Engineering the Louvre Abu Dhabi: An engineer’s view
As the Louvre Abu Dhabi opens officially, Andy Pottinger, BuroHappold’s Structures Lead on the project, writes about what it was like to be part of it
I said to myself: “If you can’t get excited by this as an engineer, you should be doing some other job!”
This was a once in a lifetime project…
… So much so that many of us put our lives on hold for it. My own involvement spanned nine years and included many months in Paris (not so tough!) working side by side with the architects at Ateliers Jean Nouvel.
The architectural vision was extremely clear, and the powerful conceptual images – with shafts of light bursting through the dome and creating patterns on the galleries below – had a real impact on us. So all the engineers very quickly became just as passionate about the project as the architects.
I think that the determination that came from this passion was what kept us persevering until we found ways of making the design work.
The engineering had to be as world class as the architecture
The whole project was a huge challenge but the dome, in particular, was intended to play a fundamental role in making this an iconic world destination. It was a unique challenge which called for an equally unique solution.
For the technically-minded, despite being 180 metres in diameter, the dome has only four supports, none of which restrain the dome laterally. There are also eight layers of cladding. At BuroHappold we’ve worked on a lot of long span structures but they’ve never had eight layers of cladding – I worked out that that’s equivalent to something designed to support nearly 50,000 people!
During the design phase, we tried for the sake of symmetry to find a way of reducing the number of supports from five to four. We explored so many different solutions: orthogonal geometries, stiff ring structures and geodesic approaches, but finally tried stripping the whole thing down to the architect’s base pattern. The moment when we came to that conclusion was a ‘eureka’ moment. Suddenly we were working with the architecture, rather than just supporting it. It took us over a year and 23 different analysis models to develop this solution.
“Louvre Abu Dhabi is a marriage of unique architecture and engineering. Our client wanted to create an iconic destination, and the result is a totally new type of museum experience which is truly world-class.”
Neil Billett, Global Design and Technology Director
I feel very proud that we were brave enough to design without compromise
I’m incredibly proud of the Dome – part structure, part lighting device, part object, part artwork. We didn’t compromise: it could have been smaller; it could have had more supports; it could have had larger supports that dominated the spaces below; the eight cladding layers could have been compressed into one or two; the structure could have been simplified to play a supporting rather than a leading role. None of this has happened.
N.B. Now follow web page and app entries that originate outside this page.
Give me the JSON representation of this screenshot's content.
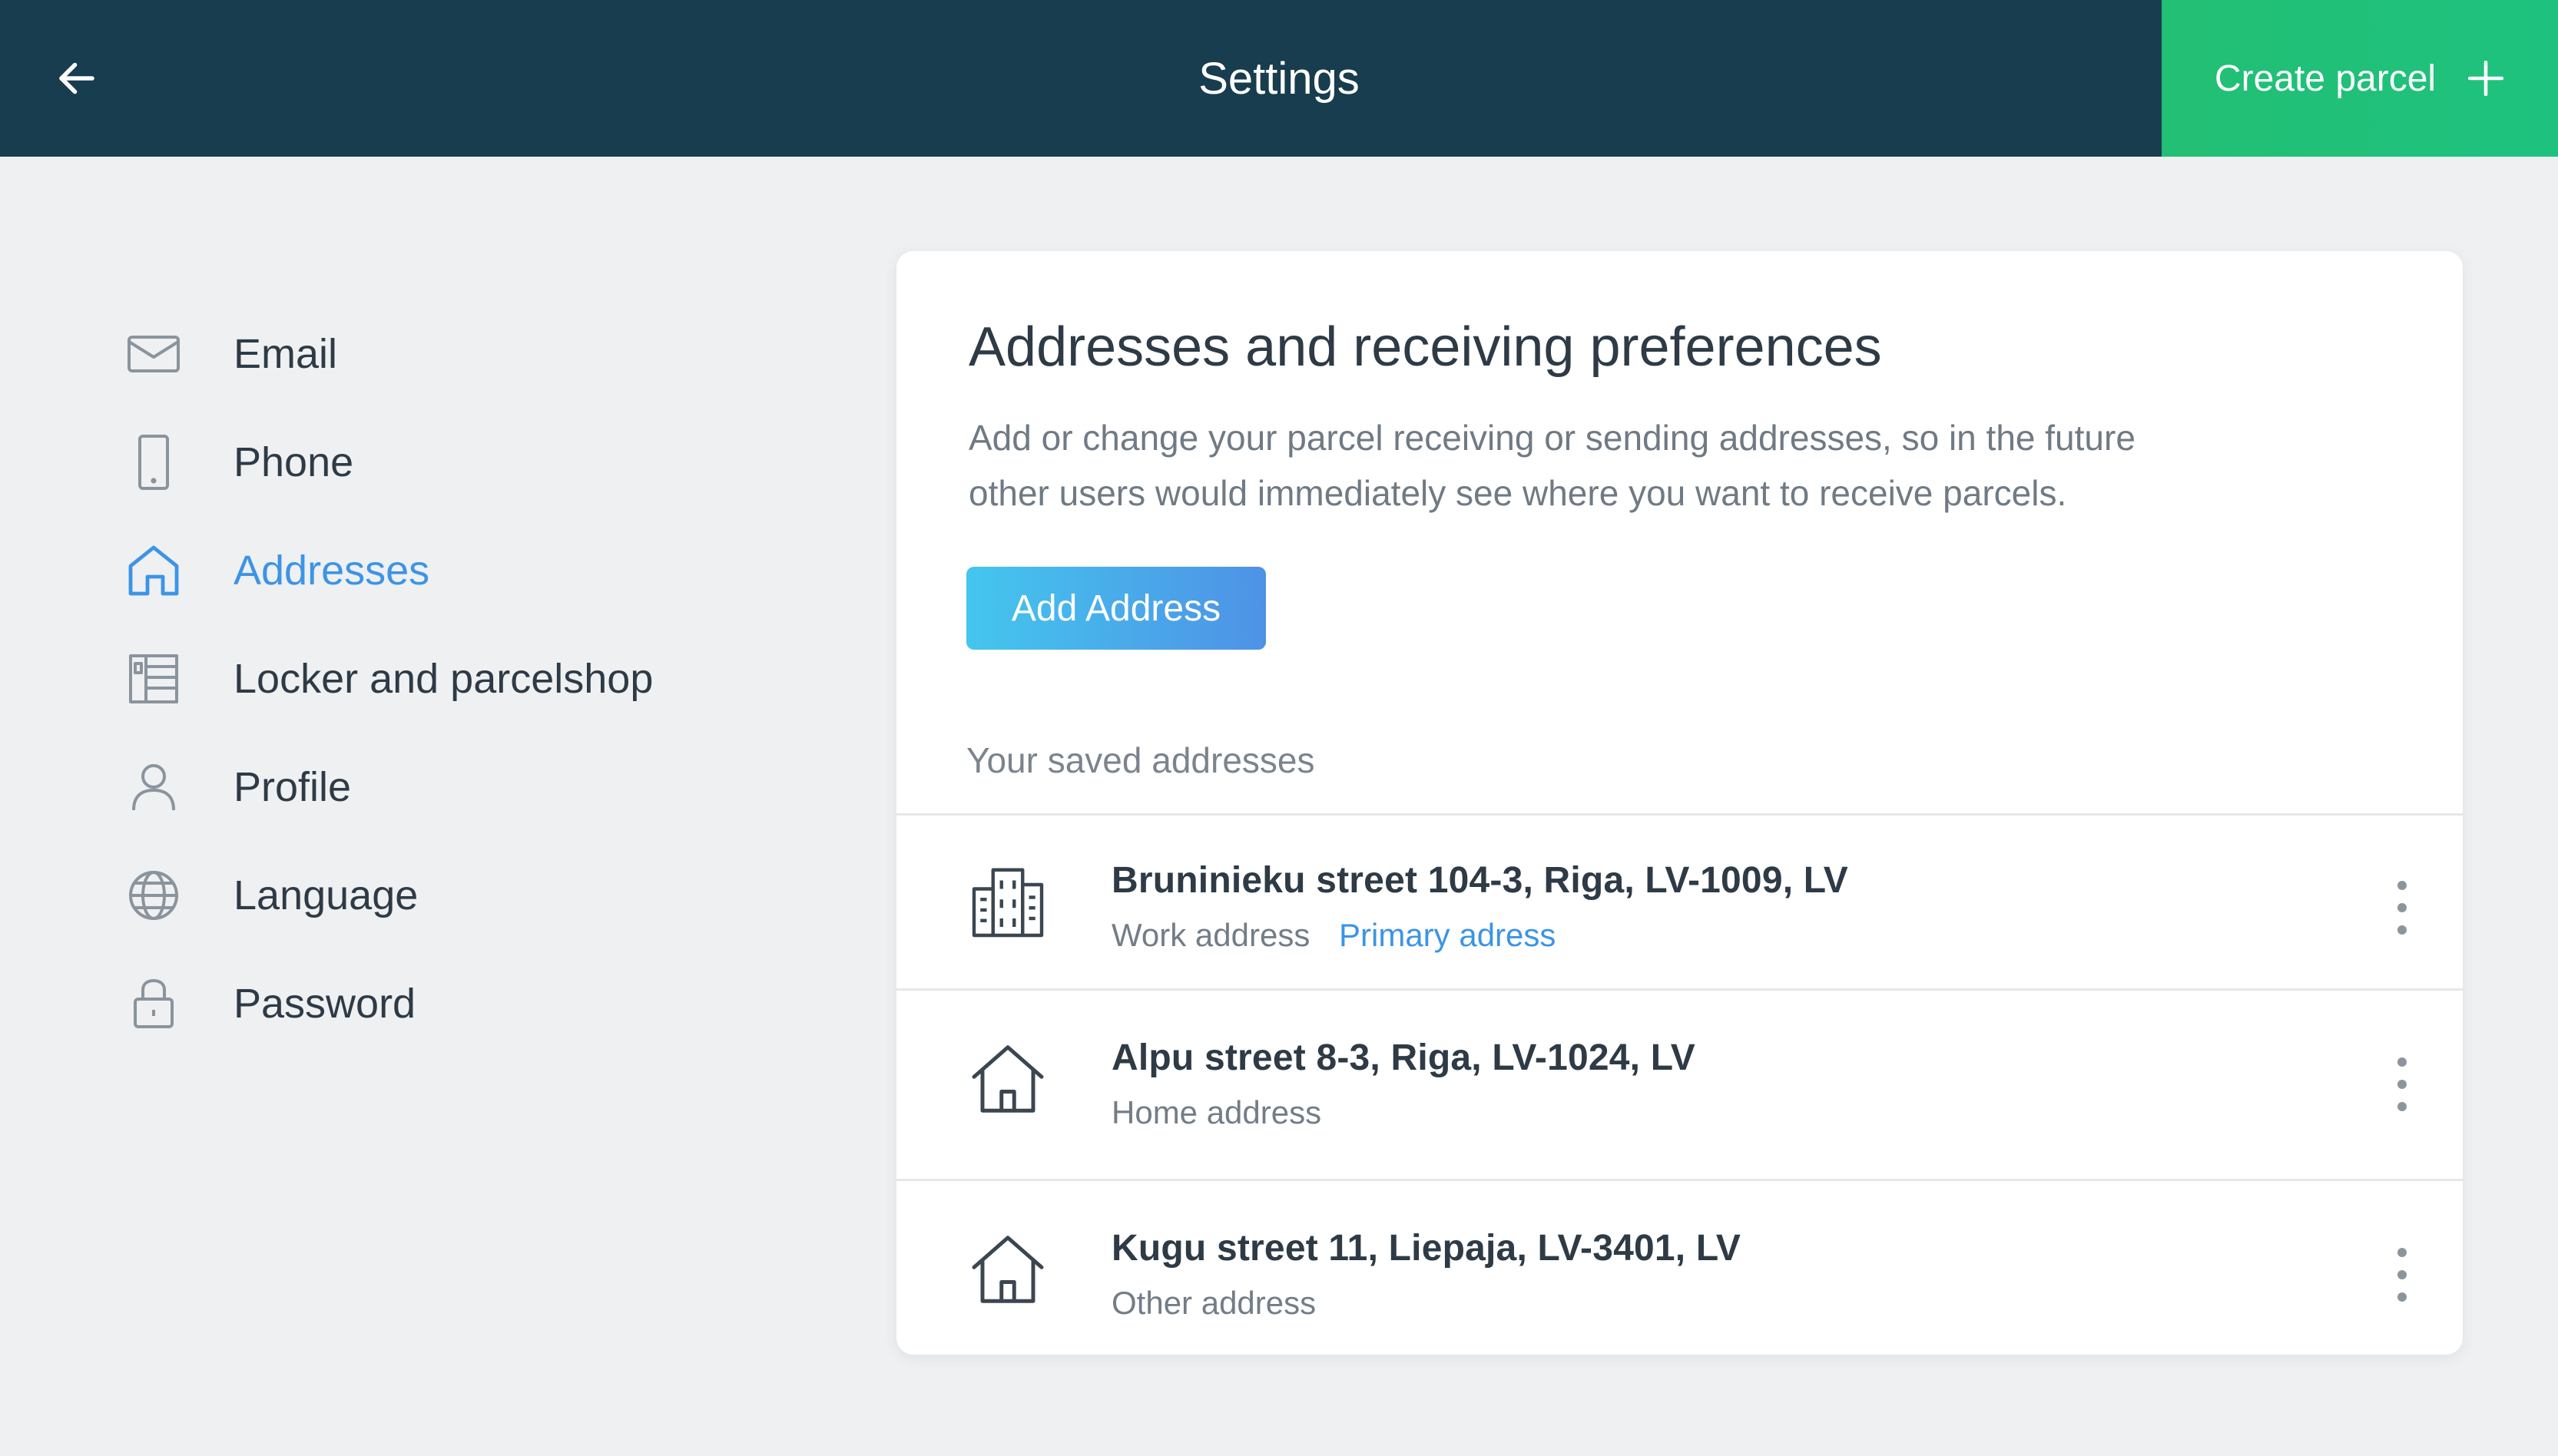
{
  "header": {
    "title": "Settings",
    "back_icon": "arrow-left-icon",
    "create_label": "Create parcel",
    "create_icon": "plus-icon"
  },
  "sidebar": {
    "items": [
      {
        "label": "Email",
        "icon": "envelope-icon",
        "active": false
      },
      {
        "label": "Phone",
        "icon": "phone-icon",
        "active": false
      },
      {
        "label": "Addresses",
        "icon": "house-icon",
        "active": true
      },
      {
        "label": "Locker and parcelshop",
        "icon": "locker-icon",
        "active": false
      },
      {
        "label": "Profile",
        "icon": "person-icon",
        "active": false
      },
      {
        "label": "Language",
        "icon": "globe-icon",
        "active": false
      },
      {
        "label": "Password",
        "icon": "lock-icon",
        "active": false
      }
    ]
  },
  "main": {
    "title": "Addresses and receiving preferences",
    "description_line1": "Add or change your parcel receiving or sending addresses, so in the future",
    "description_line2": "other users would immediately see where you want to receive parcels.",
    "add_button": "Add Address",
    "saved_label": "Your saved addresses",
    "addresses": [
      {
        "address": "Bruninieku street 104-3, Riga, LV-1009, LV",
        "type": "Work address",
        "primary": "Primary adress",
        "icon": "office-building-icon"
      },
      {
        "address": "Alpu street 8-3, Riga, LV-1024, LV",
        "type": "Home address",
        "primary": "",
        "icon": "house-icon"
      },
      {
        "address": "Kugu street 11, Liepaja, LV-3401, LV",
        "type": "Other address",
        "primary": "",
        "icon": "house-icon"
      }
    ]
  },
  "colors": {
    "header_bg": "#173d4e",
    "create_bg": "#22bf74",
    "accent_blue": "#3c94e6",
    "page_bg": "#eff0f2"
  }
}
The development of our structural patternisation was so successful that it no longer needed to be hidden. Our work fully embraced the architectural vision and works with the architecture rather than simply supporting it.
In my view there are three reasons behind this. Firstly, it’s due to the commitment of our client, the Abu Dhabi Tourism Development & Investment Company, and their understanding of what we were all trying to achieve. Secondly, it’s down to Jean Nouvel and the passion of the people that work for him. And last but by no means least it’s down to us, the BuroHappold team, and our ability to find simplicity in complexity and order in what might seem to be randomness. It’s also down to our ability to get under the bonnet of the architectural vision and understand it so deeply that we can make it buildable without the need for compromise.
We are incredibly proud of the depth of BuroHappold’s involvement in the Louvre Abu Dhabi project. It included facade engineering, museography engineering, people-modelling, daylight analysis, acoustics and marine works. To be honest, there was very little that we did not influence.
“This is very powerful architecture and it required strong, cutting-edge engineering. The engineering of the Louvre Abu Dhabi is the work of a huge team of engineers working as one team to understand the clients’ desired outcomes and the architects’ response. Our engineering disciplines have been integrated seamlessly to deliver this masterpiece of a building.”
Stephen Jolly, Partner and Global Cultural Sector Lead
I want people to feel like they are in a special place
Environmental conditions permitting, everybody who comes to the Louvre Abu Dhabi will hopefully be struck by the rain of light, and how that enhances the wonderful artwork. I hope people will feel the sense of calm, reflecting on the artwork while the light of the sun reflects off the water surrounding them.
This is why I got into engineering!
I’ve loved every second of working on this project: everyone has been wonderful to work with. The architects were so creative and passionate, and such lovely people – I feel as though I’ve made a whole series of new friends. The workshops with them involved us being in a room from 9 until 6, sketching ideas the whole time, but I never tired of it.
About 500 people at BuroHappold were involved with the project and I know that every single one of us feels honoured and privileged to have been a part of it.